In order to bring a claim for negligence or breach of contract, you must gather and present all the evidence of the wrongdoing. However, in situations involving a very large number of instances of wrongdoing, it might not always be practicable, economical or proportionate to present every single one.
These situations crop up relatively often in construction disputes, so we should look at the way a court or arbitration tribunal might consider a case based on sampling. Here, the claiming party presents only a sample of those alleged breaches and extrapolates the sample to create its whole claim.
There are obvious objections: how is the sample chosen? Is it big enough to support extrapolation? How do we know that it is representative of the whole, in terms of the breaches complained of? How do we know that the other instances (outside of the sample) even exist?
Also as a matter of litigation due process, a defending party will argue that sampling is an abuse of process because the defending party cannot know the case against it; or that the burden of proof (relating to the non-sampled instances) has been reversed, so that the defending party has somehow to prove that those other instances do not exist or are not as serious as the sample extrapolation would indicate.
These are the same type of objections we have looked at before in connection with “global claims” (see Gulf Construction, July 2016). This is a shortcut presentation of a claim based on a large number of events causing delay and disruption. In a global claim, the claiming party presents the events and the impacts of them on an aggregate basis, that is, without making individual cause-and-effect connections between each event and its cost. There is some common law judicial support for global claims, but subject to strict conditions.
Support for sampling has been boosted by the focus in courts and in arbitration on cost-efficient disposal of disputes. As with global claims, the task is to find the right line between economy and doing justice between the parties.
This task was illustrated recently in a dispute about a mixed-use development (Standard Life Assurance Ltd vs Gleeds and Others). The final account for the works was settled at £146 million ($203 million); almost double the original contract price of £77 million. The developer then brought an action against its design team to recover £38 million, which the developer said was excess cost arising from 3,600 written and verbal instructions given negligently by the design team.
The developer’s claim was based on giving full details of just 122 instructions, presenting these as a representative sample of the 3,600 instructions. They contended that this is a reasonable and proportionate approach. The design team objected to this, both as a matter of litigation due process (using defences similar to those mentioned above) and alleging that the sample was skewed to the high-value instructions, and was not representative. They made an application to strike out the action.

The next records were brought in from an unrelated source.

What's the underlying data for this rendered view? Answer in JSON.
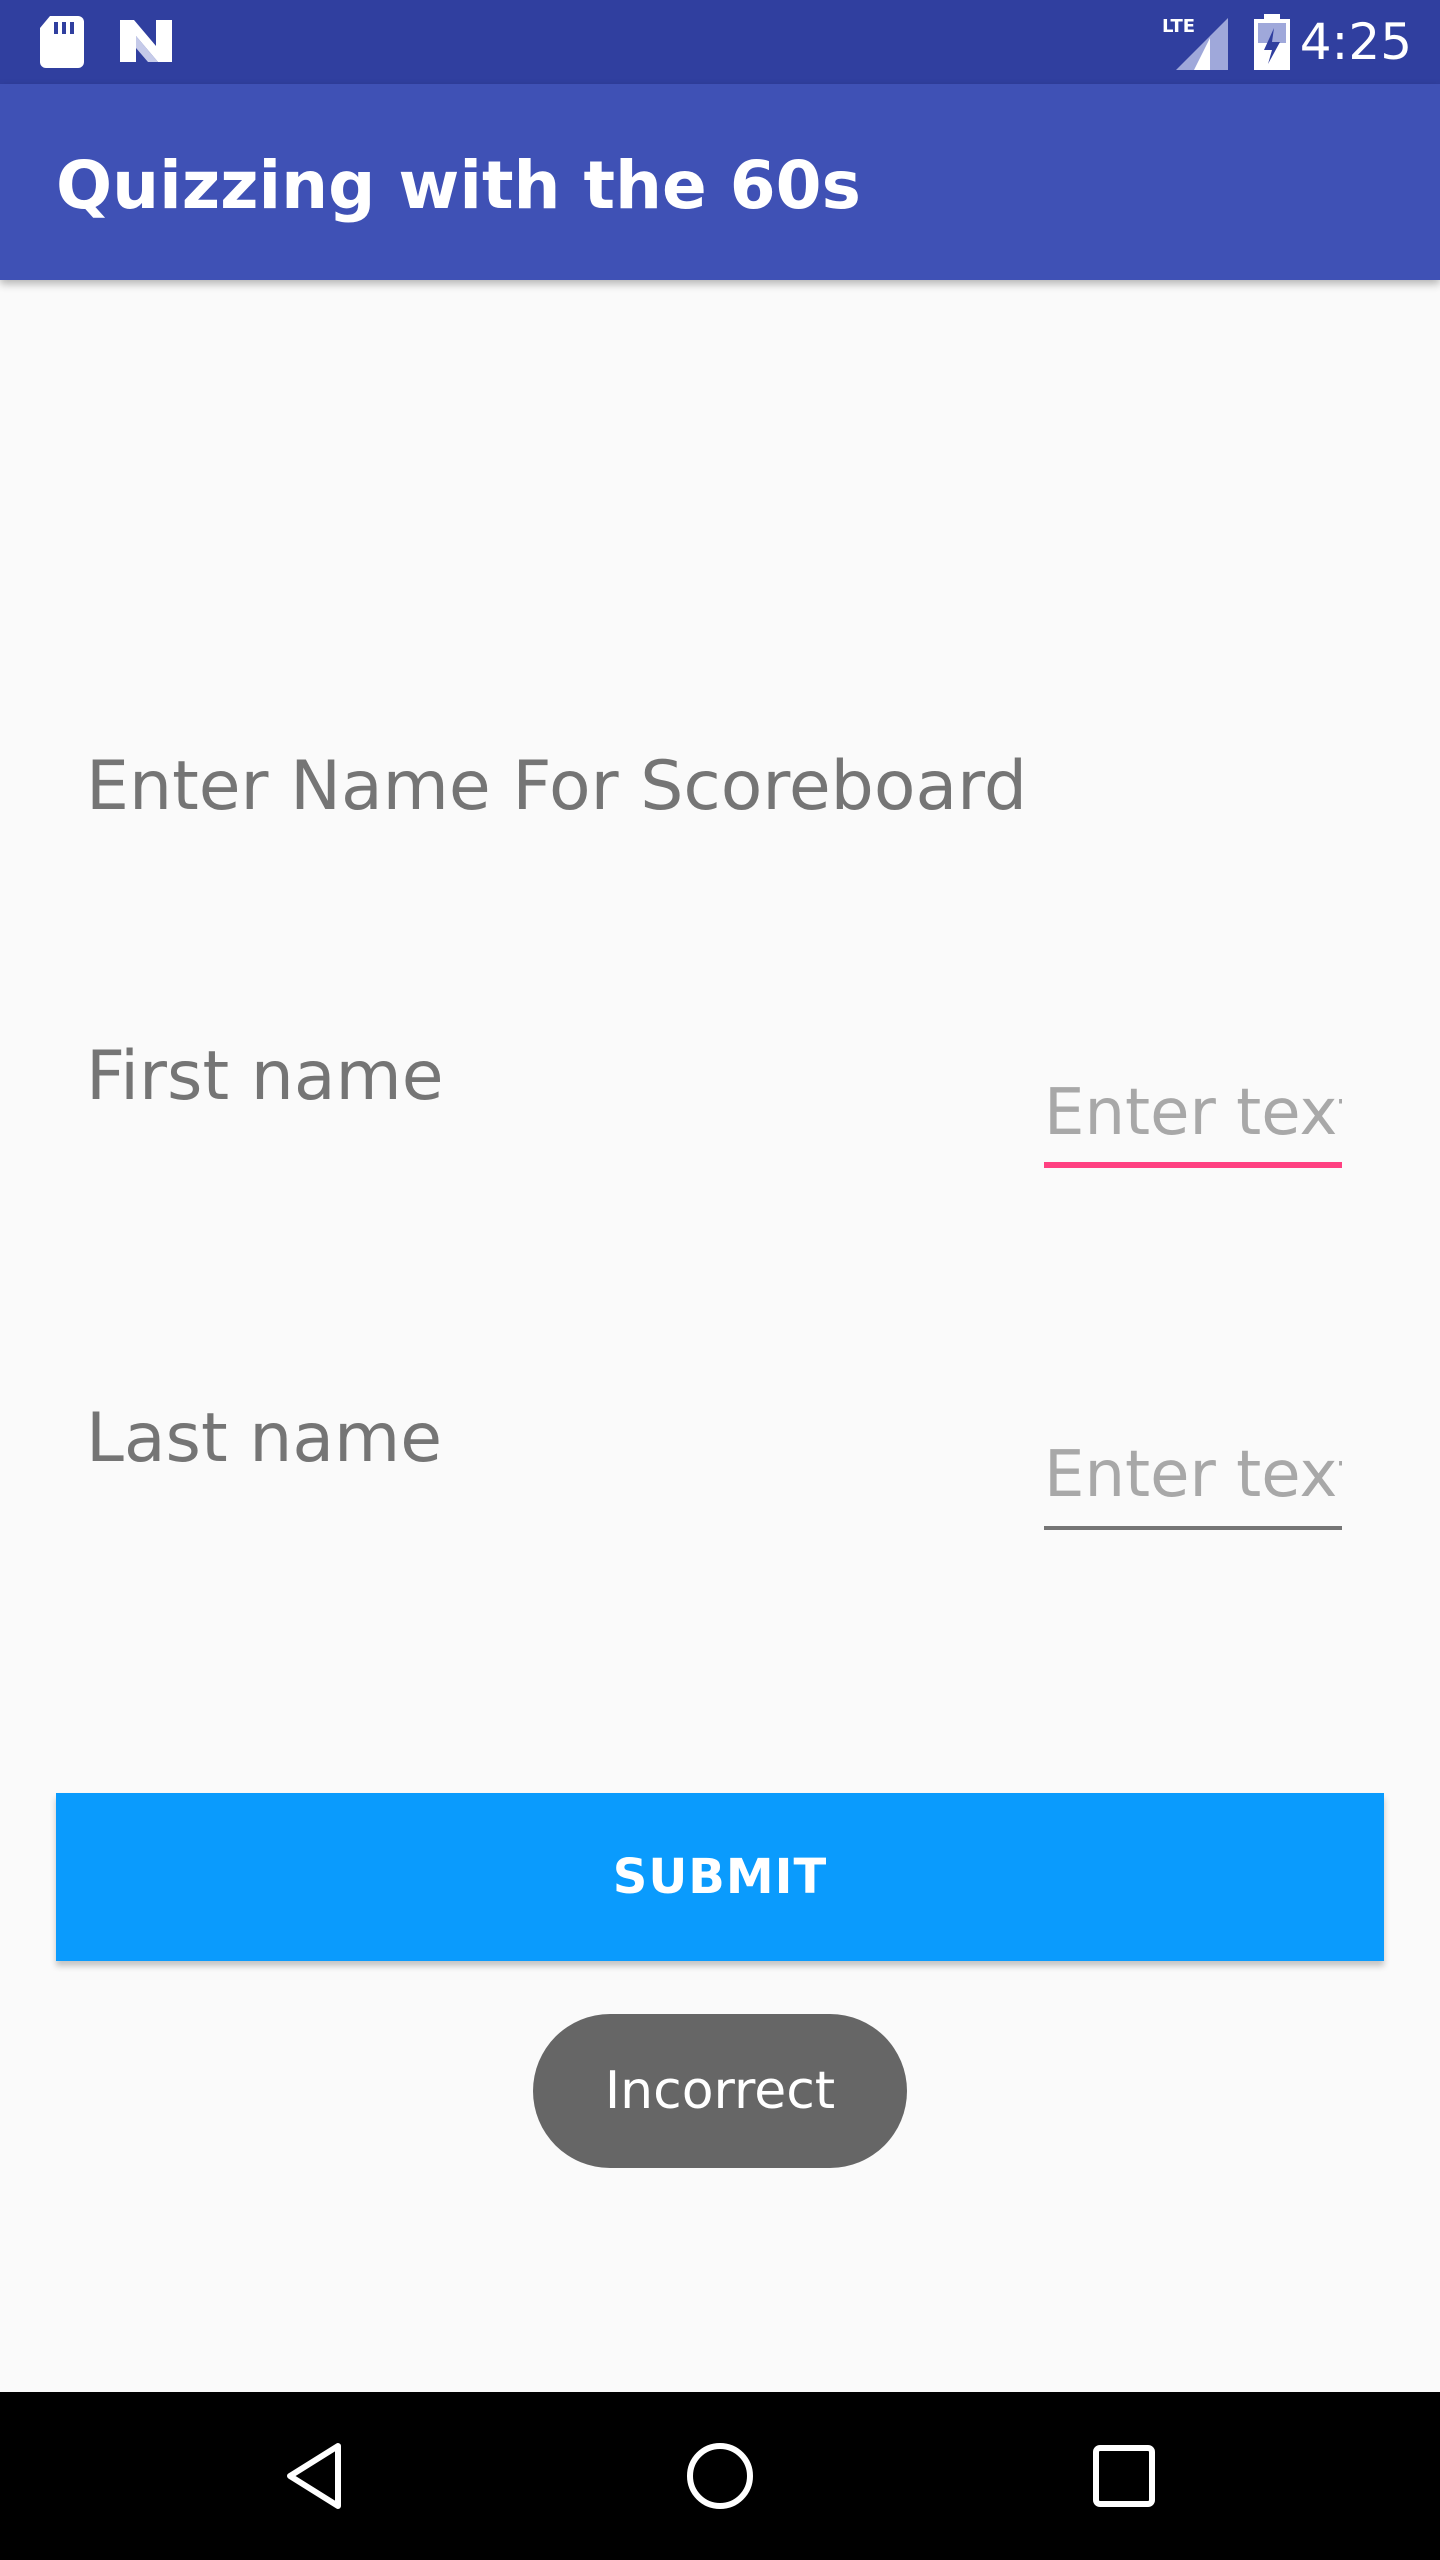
{
  "status_bar": {
    "time": "4:25",
    "network": "LTE",
    "icons": [
      "sd-card-icon",
      "n-notification-icon",
      "lte-signal-icon",
      "battery-charging-icon"
    ]
  },
  "app_bar": {
    "title": "Quizzing with the 60s"
  },
  "form": {
    "heading": "Enter Name For Scoreboard",
    "first_name_label": "First name",
    "first_name_placeholder": "Enter text",
    "first_name_value": "",
    "last_name_label": "Last name",
    "last_name_placeholder": "Enter text",
    "last_name_value": "",
    "submit_label": "SUBMIT"
  },
  "toast": {
    "message": "Incorrect"
  },
  "nav_bar": {
    "icons": [
      "back-icon",
      "home-icon",
      "recents-icon"
    ]
  },
  "colors": {
    "status_bar": "#303f9f",
    "app_bar": "#3f51b5",
    "submit_button": "#0a9bfd",
    "focus_accent": "#ff4081",
    "toast": "#666666",
    "background": "#fafafa"
  }
}
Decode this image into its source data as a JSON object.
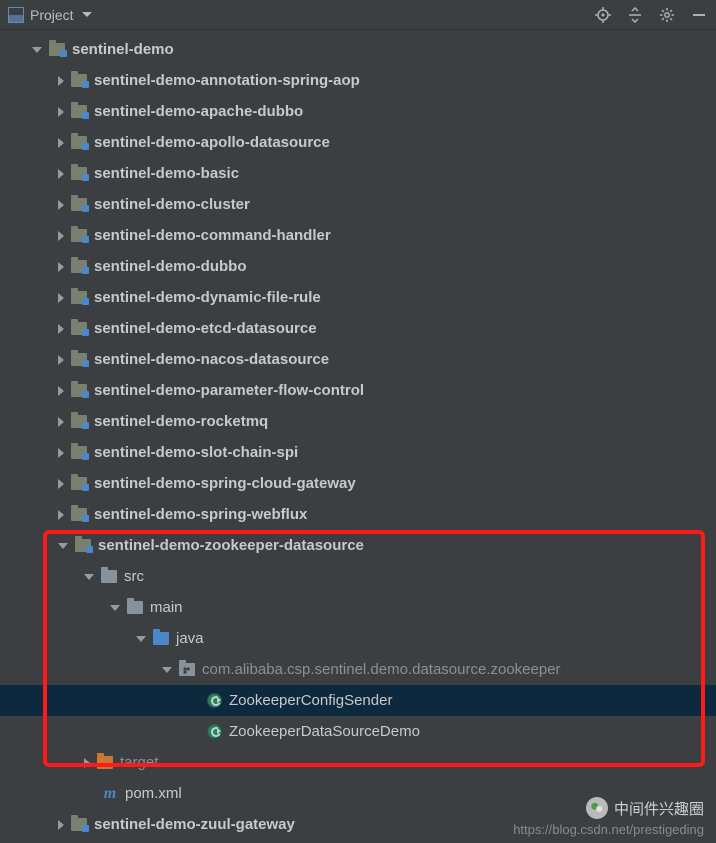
{
  "header": {
    "title": "Project"
  },
  "tree": [
    {
      "depth": 0,
      "arrow": "expanded",
      "icon": "module",
      "label": "sentinel-demo",
      "bold": true,
      "sel": false
    },
    {
      "depth": 1,
      "arrow": "collapsed",
      "icon": "module",
      "label": "sentinel-demo-annotation-spring-aop",
      "bold": true,
      "sel": false
    },
    {
      "depth": 1,
      "arrow": "collapsed",
      "icon": "module",
      "label": "sentinel-demo-apache-dubbo",
      "bold": true,
      "sel": false
    },
    {
      "depth": 1,
      "arrow": "collapsed",
      "icon": "module",
      "label": "sentinel-demo-apollo-datasource",
      "bold": true,
      "sel": false
    },
    {
      "depth": 1,
      "arrow": "collapsed",
      "icon": "module",
      "label": "sentinel-demo-basic",
      "bold": true,
      "sel": false
    },
    {
      "depth": 1,
      "arrow": "collapsed",
      "icon": "module",
      "label": "sentinel-demo-cluster",
      "bold": true,
      "sel": false
    },
    {
      "depth": 1,
      "arrow": "collapsed",
      "icon": "module",
      "label": "sentinel-demo-command-handler",
      "bold": true,
      "sel": false
    },
    {
      "depth": 1,
      "arrow": "collapsed",
      "icon": "module",
      "label": "sentinel-demo-dubbo",
      "bold": true,
      "sel": false
    },
    {
      "depth": 1,
      "arrow": "collapsed",
      "icon": "module",
      "label": "sentinel-demo-dynamic-file-rule",
      "bold": true,
      "sel": false
    },
    {
      "depth": 1,
      "arrow": "collapsed",
      "icon": "module",
      "label": "sentinel-demo-etcd-datasource",
      "bold": true,
      "sel": false
    },
    {
      "depth": 1,
      "arrow": "collapsed",
      "icon": "module",
      "label": "sentinel-demo-nacos-datasource",
      "bold": true,
      "sel": false
    },
    {
      "depth": 1,
      "arrow": "collapsed",
      "icon": "module",
      "label": "sentinel-demo-parameter-flow-control",
      "bold": true,
      "sel": false
    },
    {
      "depth": 1,
      "arrow": "collapsed",
      "icon": "module",
      "label": "sentinel-demo-rocketmq",
      "bold": true,
      "sel": false
    },
    {
      "depth": 1,
      "arrow": "collapsed",
      "icon": "module",
      "label": "sentinel-demo-slot-chain-spi",
      "bold": true,
      "sel": false
    },
    {
      "depth": 1,
      "arrow": "collapsed",
      "icon": "module",
      "label": "sentinel-demo-spring-cloud-gateway",
      "bold": true,
      "sel": false
    },
    {
      "depth": 1,
      "arrow": "collapsed",
      "icon": "module",
      "label": "sentinel-demo-spring-webflux",
      "bold": true,
      "sel": false
    },
    {
      "depth": 1,
      "arrow": "expanded",
      "icon": "module",
      "label": "sentinel-demo-zookeeper-datasource",
      "bold": true,
      "sel": false
    },
    {
      "depth": 2,
      "arrow": "expanded",
      "icon": "plain",
      "label": "src",
      "bold": false,
      "sel": false
    },
    {
      "depth": 3,
      "arrow": "expanded",
      "icon": "plain",
      "label": "main",
      "bold": false,
      "sel": false
    },
    {
      "depth": 4,
      "arrow": "expanded",
      "icon": "src",
      "label": "java",
      "bold": false,
      "sel": false
    },
    {
      "depth": 5,
      "arrow": "expanded",
      "icon": "pkg",
      "label": "com.alibaba.csp.sentinel.demo.datasource.zookeeper",
      "bold": false,
      "muted": true,
      "sel": false
    },
    {
      "depth": 6,
      "arrow": "none",
      "icon": "class",
      "label": "ZookeeperConfigSender",
      "bold": false,
      "sel": true
    },
    {
      "depth": 6,
      "arrow": "none",
      "icon": "class",
      "label": "ZookeeperDataSourceDemo",
      "bold": false,
      "sel": false
    },
    {
      "depth": 2,
      "arrow": "collapsed",
      "icon": "target",
      "label": "target",
      "bold": false,
      "muted": true,
      "sel": false
    },
    {
      "depth": 2,
      "arrow": "none",
      "icon": "maven",
      "label": "pom.xml",
      "bold": false,
      "sel": false
    },
    {
      "depth": 1,
      "arrow": "collapsed",
      "icon": "module",
      "label": "sentinel-demo-zuul-gateway",
      "bold": true,
      "sel": false
    }
  ],
  "watermark": {
    "cn": "中间件兴趣圈",
    "url": "https://blog.csdn.net/prestigeding"
  }
}
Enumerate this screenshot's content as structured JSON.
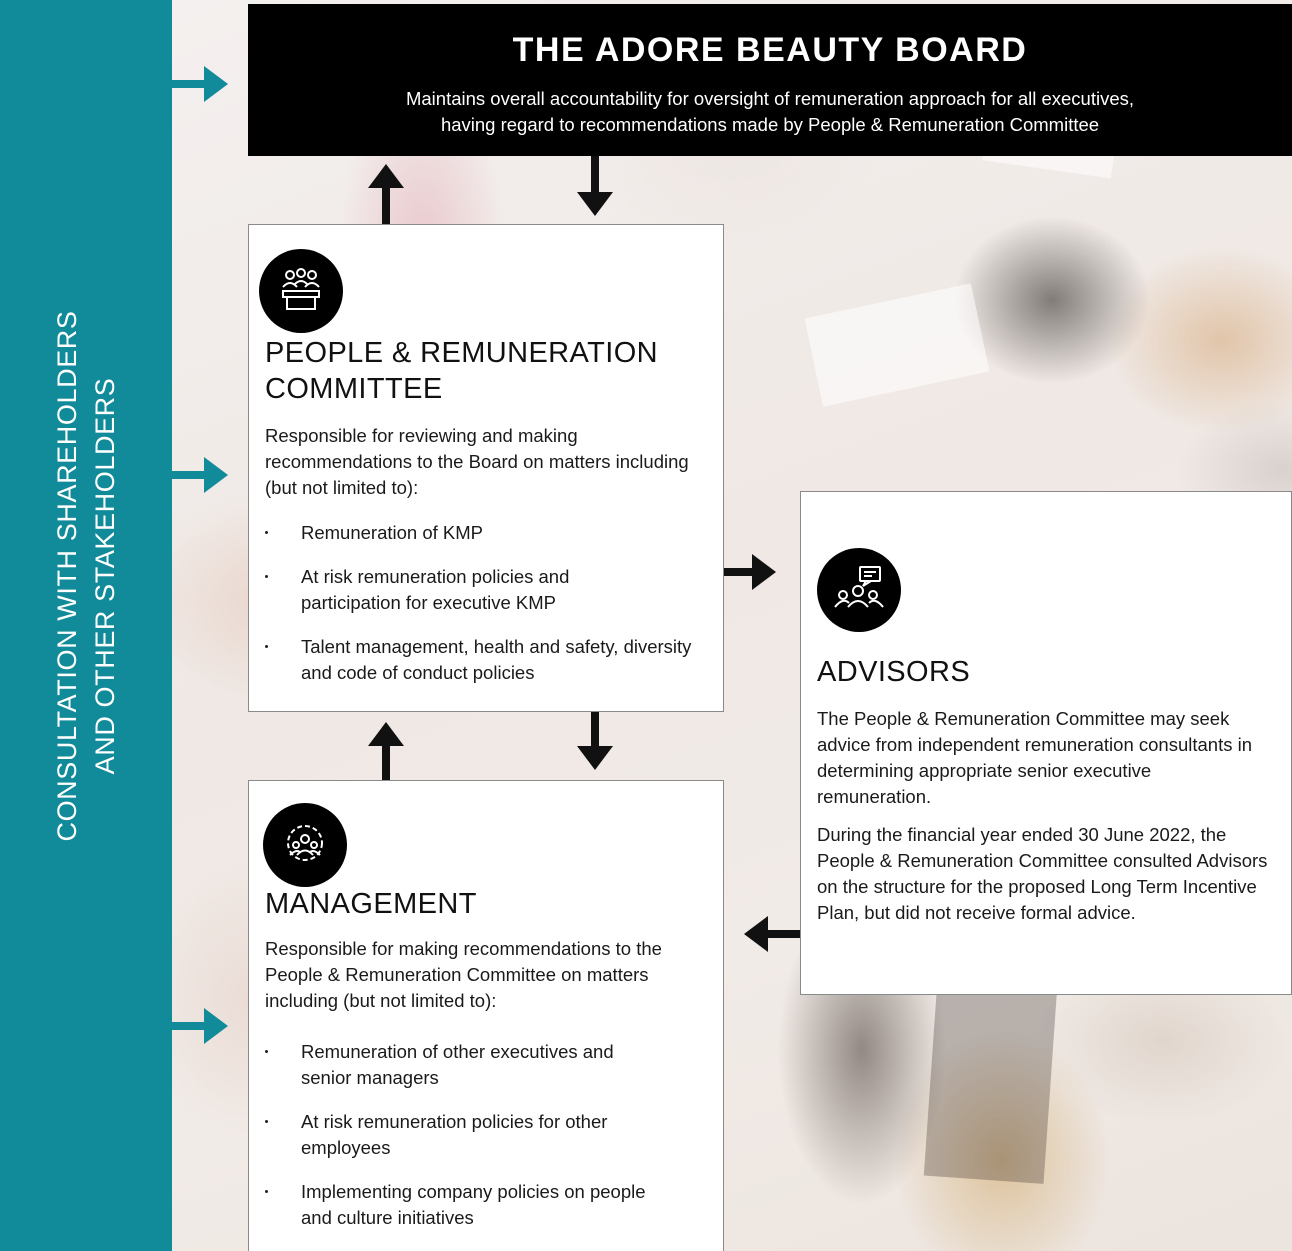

The judge did not strike out the action but gave directions and made some interesting comments on proof by sampling. He agreed that sampling was appropriate but that there were valid concerns about the size and selection of the sample presented by the developer. He ordered additional sampling to be done, allowing the defendants to choose 160 instructions for examination. However, before that selection was to be made, he allowed the developer to withdraw any instructions it so wished. The logic was that the developer would withdraw its weaker items, to remove the danger of the design team choosing them for the sample.
That looks like a neat solution to the issue of sample selection. It might be said it put too much control into the hands of the defending party but equally, that loss of control might be a fair exchange for being allowed to use sampling.
It still leaves the question of whether a sample can be representative of the whole claim. This is maybe easier to demonstrate in defects claims, where systemic poor practice can create a pattern of the same type of defects; and in my view, such a claim is not necessarily a global claim. But in a negligence action such as this one, it looks more difficult to show the common thread needed to justify the extrapolation. The judge described this as a global claim because it did not link individual alleged breaches to a specific loss. However, he ordered additional sampling, to allow the defendants to better understand that link.
Sampling is a viable option if the circumstances justify it, but we have seen here that the claiming party might not keep control of the process.
* Stuart Jordan is a partner in the Global Projects group of Baker Botts, a leading international law firm. Jordan’s practice focuses on the oil, gas, power, transport, petrochemical, nuclear and construction industries. He has extensive experience in the Middle East, Russia and the UK.